the investigators as well. Although the State tried to impute a revenge motive to defendant, Straight had at least an equally strong motive for revenge as he had previously been shot by a Gangster Disciple, the target of the drive-by. The State never introduced any evidence that directly attributed a motive to defendant. Straight was an admitted gun-runner for the gang, and the guns that were used in the shooting actually came from him. The guns were bought across state lines by his mother. Straight hid the origin of the guns and his mother's involvement from the prosecutor with whom he was cooperating and testified that his reason for doing so was to protect his mother. Additionally, 10 months elapsed between the defendants being arrested and Straight's confession, and Straight received a much more lenient sentence than he was facing had he gone to trial. Straight admitted that he was facing a sentence of 90 years, but that he would serve just 7 1/2 years in exchange for his testimony. Both defendant and Straight are admitted gang members, have criminal backgrounds, and were under the influence of drugs and alcohol the night of the incident.
[¶25] As for the victim that was injured and testified, he identified defendant as one of the shooters, but he did so for the first time at trial. In fact, in his grand jury testimony, the victim testified that he was not paying attention to the passenger seat and did not know if the passenger had a gun. The victim also conceded that he was high at the time of the shooting, that he was a rival gang member, and that he had a criminal background.
[¶26] Credibility was the key to the case. Between defendant and Straight, the credibility question and thus the ultimate question of who was the second shooter was closely balanced. In cases where the evidence is closely balanced, the probability that a defendant's conviction was caused by even a minor trial error is greatly enhanced. Mullen, 141 Ill.2d at 402. Because the prosecutor improperly vouched for Straight, it is possible that the jury unfairly credited Straight's testimony over defendant's testimony, or that the prosecutor's statements otherwise tipped the scales against defendant so as to deny him a fair trial. It is indeed impossible to determine whether the jury's verdict was based on the improper comments, but given the content and context of the statements and the close balance of the evidence, the improper vouching necessitates a new trial.

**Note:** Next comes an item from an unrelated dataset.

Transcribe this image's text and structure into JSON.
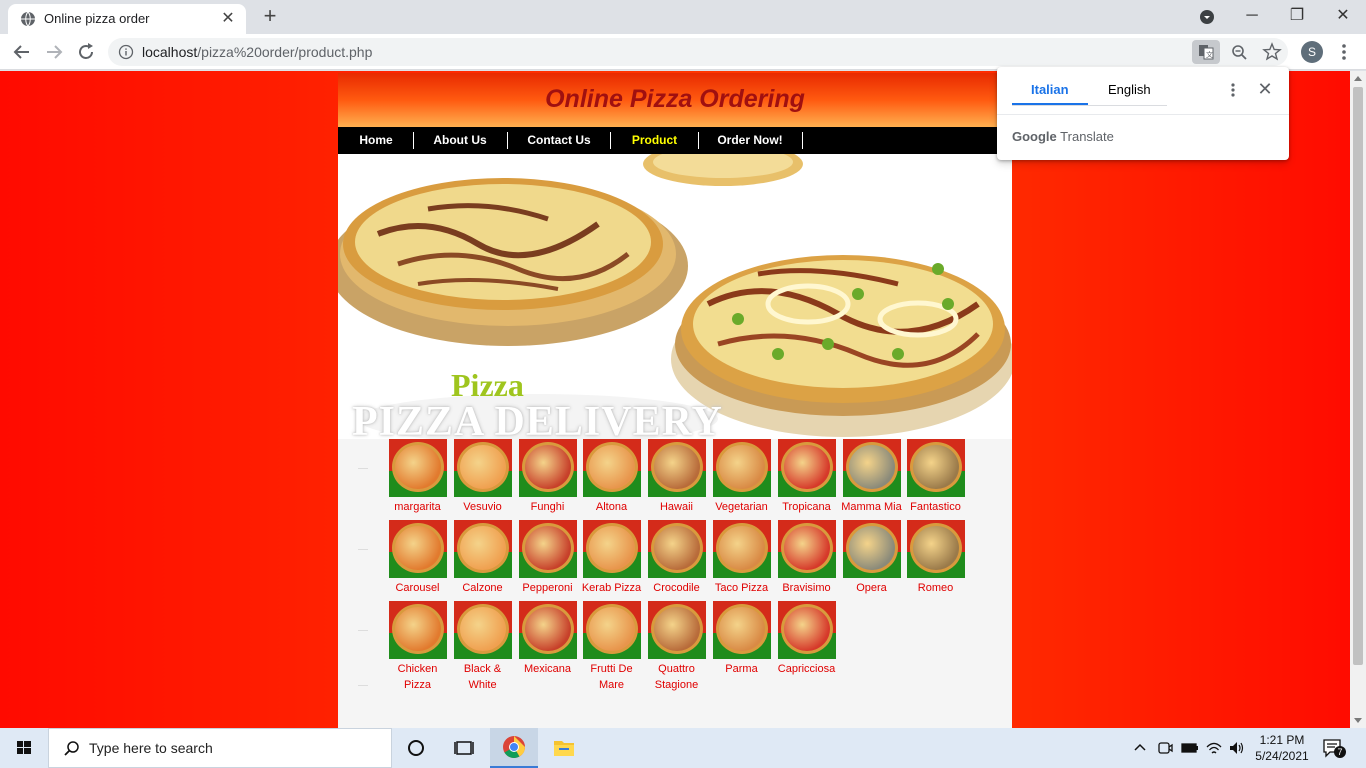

[¶27] Accordingly, the trial court's judgment is reversed, defendant's convictions are vacated, and the cause is remanded for a new trial.
[¶28] Reversed and remanded.